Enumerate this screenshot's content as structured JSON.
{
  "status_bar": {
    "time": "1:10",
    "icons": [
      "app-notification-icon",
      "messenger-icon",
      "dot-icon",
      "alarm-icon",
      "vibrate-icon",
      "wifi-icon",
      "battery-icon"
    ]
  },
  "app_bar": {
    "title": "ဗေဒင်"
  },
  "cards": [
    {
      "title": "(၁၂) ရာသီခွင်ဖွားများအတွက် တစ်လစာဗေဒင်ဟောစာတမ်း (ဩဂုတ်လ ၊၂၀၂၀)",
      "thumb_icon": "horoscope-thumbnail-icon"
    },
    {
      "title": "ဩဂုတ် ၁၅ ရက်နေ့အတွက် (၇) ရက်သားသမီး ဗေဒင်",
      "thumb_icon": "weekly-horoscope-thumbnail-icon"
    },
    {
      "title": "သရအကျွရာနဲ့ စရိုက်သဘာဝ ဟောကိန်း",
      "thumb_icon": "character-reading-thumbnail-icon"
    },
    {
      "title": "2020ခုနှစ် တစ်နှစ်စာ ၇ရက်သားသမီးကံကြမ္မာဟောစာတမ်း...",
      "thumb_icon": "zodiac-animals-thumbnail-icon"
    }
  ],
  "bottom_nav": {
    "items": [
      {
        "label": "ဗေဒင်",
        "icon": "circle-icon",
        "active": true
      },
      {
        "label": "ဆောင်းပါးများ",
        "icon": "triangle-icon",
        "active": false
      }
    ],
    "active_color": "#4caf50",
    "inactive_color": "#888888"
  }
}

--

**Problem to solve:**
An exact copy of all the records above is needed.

**Response for this exercise:**
Enumerate this screenshot's content as structured JSON.
{
  "status_bar": {
    "time": "1:10",
    "icons": [
      "app-notification-icon",
      "messenger-icon",
      "dot-icon",
      "alarm-icon",
      "vibrate-icon",
      "wifi-icon",
      "battery-icon"
    ]
  },
  "app_bar": {
    "title": "ဗေဒင်"
  },
  "cards": [
    {
      "title": "(၁၂) ရာသီခွင်ဖွားများအတွက် တစ်လစာဗေဒင်ဟောစာတမ်း (ဩဂုတ်လ ၊၂၀၂၀)",
      "thumb_icon": "horoscope-thumbnail-icon"
    },
    {
      "title": "ဩဂုတ် ၁၅ ရက်နေ့အတွက် (၇) ရက်သားသမီး ဗေဒင်",
      "thumb_icon": "weekly-horoscope-thumbnail-icon"
    },
    {
      "title": "သရအကျွရာနဲ့ စရိုက်သဘာဝ ဟောကိန်း",
      "thumb_icon": "character-reading-thumbnail-icon"
    },
    {
      "title": "2020ခုနှစ် တစ်နှစ်စာ ၇ရက်သားသမီးကံကြမ္မာဟောစာတမ်း...",
      "thumb_icon": "zodiac-animals-thumbnail-icon"
    }
  ],
  "bottom_nav": {
    "items": [
      {
        "label": "ဗေဒင်",
        "icon": "circle-icon",
        "active": true
      },
      {
        "label": "ဆောင်းပါးများ",
        "icon": "triangle-icon",
        "active": false
      }
    ],
    "active_color": "#4caf50",
    "inactive_color": "#888888"
  }
}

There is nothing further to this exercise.